Jukasa News Update – Wednesday, March 6, 2019
Hundreds gathered outside Queen’s Park in Toronto to push Ford’s PC government to reinstate the Indigenous Culture Fund.
Ontario’s government slashed the critical funding rom $5 million to $2.75 million and has put the program in review.
The program provided financial support for indigneous people to start to learn their language and traditional practices and is a direct response to the Truth and Reconciliation Commissions 94 Calls to Action.
Thousands of officials from across Canada signed an open letter in support of the call to reinstate the program, and delivered it Doug Ford.

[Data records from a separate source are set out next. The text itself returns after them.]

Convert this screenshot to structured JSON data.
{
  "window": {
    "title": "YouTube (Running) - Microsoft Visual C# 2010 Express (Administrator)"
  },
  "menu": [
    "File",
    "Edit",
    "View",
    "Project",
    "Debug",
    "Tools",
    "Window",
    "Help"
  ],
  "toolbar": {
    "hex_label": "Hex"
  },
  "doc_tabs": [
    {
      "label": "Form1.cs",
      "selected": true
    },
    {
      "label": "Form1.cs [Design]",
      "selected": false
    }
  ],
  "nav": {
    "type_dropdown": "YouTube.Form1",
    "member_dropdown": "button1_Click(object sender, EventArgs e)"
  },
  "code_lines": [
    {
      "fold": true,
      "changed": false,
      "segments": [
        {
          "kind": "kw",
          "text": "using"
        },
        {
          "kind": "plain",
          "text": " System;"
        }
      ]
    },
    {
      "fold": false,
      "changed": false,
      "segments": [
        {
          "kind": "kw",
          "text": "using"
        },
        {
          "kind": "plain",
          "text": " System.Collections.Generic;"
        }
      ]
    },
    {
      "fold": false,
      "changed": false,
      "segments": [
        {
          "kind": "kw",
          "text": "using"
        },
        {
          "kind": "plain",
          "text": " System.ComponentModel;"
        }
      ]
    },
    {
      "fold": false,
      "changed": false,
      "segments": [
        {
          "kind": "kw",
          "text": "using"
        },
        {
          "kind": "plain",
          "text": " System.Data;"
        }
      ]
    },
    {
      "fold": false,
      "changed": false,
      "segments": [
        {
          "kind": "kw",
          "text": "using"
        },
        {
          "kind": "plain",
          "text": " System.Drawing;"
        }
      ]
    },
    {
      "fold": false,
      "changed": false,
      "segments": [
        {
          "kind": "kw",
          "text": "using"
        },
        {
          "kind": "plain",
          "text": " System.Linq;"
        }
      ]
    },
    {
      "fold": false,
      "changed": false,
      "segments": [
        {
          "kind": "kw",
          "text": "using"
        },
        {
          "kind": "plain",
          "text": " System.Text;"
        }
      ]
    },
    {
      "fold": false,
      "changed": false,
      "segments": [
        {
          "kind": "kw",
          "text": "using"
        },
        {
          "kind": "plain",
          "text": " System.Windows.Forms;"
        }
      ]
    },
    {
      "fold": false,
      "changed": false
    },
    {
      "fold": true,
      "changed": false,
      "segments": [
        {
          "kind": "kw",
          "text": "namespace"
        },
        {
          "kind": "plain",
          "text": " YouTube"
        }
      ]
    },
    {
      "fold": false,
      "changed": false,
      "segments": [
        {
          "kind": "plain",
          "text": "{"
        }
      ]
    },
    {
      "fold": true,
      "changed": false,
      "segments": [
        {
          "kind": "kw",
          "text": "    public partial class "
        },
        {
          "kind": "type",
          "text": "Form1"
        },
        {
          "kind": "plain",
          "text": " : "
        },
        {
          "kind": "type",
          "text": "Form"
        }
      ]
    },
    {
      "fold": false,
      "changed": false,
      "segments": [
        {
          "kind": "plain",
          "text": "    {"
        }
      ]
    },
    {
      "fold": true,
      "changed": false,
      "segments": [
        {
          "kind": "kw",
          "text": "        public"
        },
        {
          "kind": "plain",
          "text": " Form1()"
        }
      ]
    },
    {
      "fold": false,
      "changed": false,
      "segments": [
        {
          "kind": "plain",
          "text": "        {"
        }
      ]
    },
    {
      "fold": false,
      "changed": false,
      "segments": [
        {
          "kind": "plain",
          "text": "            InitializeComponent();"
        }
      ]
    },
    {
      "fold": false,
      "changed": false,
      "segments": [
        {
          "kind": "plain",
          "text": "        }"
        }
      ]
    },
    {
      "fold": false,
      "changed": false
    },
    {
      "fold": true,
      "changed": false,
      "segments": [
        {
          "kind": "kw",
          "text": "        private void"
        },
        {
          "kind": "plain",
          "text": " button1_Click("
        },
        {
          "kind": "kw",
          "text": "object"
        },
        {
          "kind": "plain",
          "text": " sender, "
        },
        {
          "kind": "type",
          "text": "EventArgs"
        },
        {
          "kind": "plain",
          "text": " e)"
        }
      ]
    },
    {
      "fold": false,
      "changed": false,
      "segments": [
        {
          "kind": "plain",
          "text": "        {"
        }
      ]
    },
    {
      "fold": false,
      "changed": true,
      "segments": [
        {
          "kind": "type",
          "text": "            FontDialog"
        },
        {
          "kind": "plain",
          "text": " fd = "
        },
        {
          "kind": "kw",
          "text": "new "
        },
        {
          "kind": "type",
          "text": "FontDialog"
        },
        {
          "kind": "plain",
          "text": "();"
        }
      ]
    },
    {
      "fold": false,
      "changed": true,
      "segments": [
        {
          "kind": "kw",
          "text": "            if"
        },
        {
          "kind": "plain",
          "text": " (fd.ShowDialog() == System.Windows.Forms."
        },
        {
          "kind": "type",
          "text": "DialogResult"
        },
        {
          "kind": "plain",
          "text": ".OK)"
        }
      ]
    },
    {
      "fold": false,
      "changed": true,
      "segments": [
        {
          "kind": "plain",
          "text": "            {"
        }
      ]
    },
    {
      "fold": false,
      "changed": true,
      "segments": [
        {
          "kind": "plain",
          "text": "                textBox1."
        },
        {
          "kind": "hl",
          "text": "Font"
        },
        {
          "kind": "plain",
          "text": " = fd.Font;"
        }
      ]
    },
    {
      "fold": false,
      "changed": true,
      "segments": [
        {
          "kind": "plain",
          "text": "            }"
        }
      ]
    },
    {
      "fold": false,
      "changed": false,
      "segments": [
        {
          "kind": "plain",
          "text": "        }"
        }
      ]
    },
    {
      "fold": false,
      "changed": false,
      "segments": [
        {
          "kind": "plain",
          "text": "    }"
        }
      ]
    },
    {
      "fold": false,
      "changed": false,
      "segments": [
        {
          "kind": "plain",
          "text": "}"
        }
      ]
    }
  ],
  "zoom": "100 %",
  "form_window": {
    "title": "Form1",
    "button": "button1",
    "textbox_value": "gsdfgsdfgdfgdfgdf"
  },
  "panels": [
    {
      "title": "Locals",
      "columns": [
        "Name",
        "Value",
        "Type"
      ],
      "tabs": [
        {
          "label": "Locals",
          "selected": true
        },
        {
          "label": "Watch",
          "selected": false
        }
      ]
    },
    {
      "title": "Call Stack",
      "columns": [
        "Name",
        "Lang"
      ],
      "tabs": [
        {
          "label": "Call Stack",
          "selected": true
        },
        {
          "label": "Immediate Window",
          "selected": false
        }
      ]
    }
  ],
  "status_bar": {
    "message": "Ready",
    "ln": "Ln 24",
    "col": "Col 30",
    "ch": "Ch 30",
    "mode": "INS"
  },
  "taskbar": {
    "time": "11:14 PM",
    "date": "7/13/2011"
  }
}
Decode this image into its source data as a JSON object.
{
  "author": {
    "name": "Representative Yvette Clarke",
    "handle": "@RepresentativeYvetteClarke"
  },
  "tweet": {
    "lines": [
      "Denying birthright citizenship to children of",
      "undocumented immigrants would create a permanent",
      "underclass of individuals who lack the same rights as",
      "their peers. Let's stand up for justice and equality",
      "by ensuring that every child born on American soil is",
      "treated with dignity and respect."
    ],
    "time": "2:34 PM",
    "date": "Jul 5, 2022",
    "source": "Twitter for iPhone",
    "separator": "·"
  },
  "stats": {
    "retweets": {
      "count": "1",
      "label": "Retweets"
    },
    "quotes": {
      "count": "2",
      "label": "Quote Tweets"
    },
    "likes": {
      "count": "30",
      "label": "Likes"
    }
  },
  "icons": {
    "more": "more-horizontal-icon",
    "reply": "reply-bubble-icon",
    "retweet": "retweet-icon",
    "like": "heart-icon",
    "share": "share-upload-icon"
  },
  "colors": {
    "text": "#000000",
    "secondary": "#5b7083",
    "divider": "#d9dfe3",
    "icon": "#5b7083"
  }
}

Elected Chief Ava Hill and the Six Nations Elected Council were presented with a community safety award at Monday’s Committee of the Whole meeting, celebrating Six Nations of the Grand River as a safe community.
Aboriginal Insurance Services say Six Nations was assessed for its services, roads and programs and was graded a platinum level community for outstanding health and safety.
The Canadian average score for safety is 82% and Six Nations of the Grand River exceeded that benchmark reaching a 94% rating for health and safety for residents and visitors alike.
A Hamilton judge has ordered HDI to pay over $15,500 in costs to the plaintiffs in a putative class action that is now moving towards certification.
Justice Lococo issued his decision on January 7, 2019 and ordered the Haudenosaunee Development Institute and it’s directors — Hazel Hill, Brian Doolittle, Aaron Detlor, the HDI’s two corporations — and Elvera Garlow to make payment by February 7, 2019.
Lococo gave a decision verifying that the claims being made by plaintiffs Wilf Davey and Bill Monture have merit to come before the courts.
HDI’s lawyers sought to have the case tossed but were unsuccessful.
Now the case is moving forward to becoming a class action suit.
Six Nations Elected Council took steps to declare February 22, 2019 as National Human Trafficking Awareness Day at Six Nations of the Grand River.
The motion to approve the declaration was passed at Monday’s Committee of the Whole meeting.
The declaration says Six Nations of the Grand river will “recognize victims and survivors of human trafficking and … will remain committed to addressing and advancing survivors of human trafficking issues.”
Human sex trafficking is a crime and human rights abuse.
Those at risk include youth as young as 12 years old and vulnerable persons including those experiencing poverty, abuse, isolation or other social or family issues.
Six Nations Elected Council celebrated the completion of 5 townhouses in a new residential area just off Fourth Line in Ohsweken.
The site, now named Harold Road, will be home to five families making the three bedroom units their new homes.
SNEC says there are future plans to build an additional 10 single bedroom homes at the Harold Road location. An Open House for the Community will be held Friday, March 8.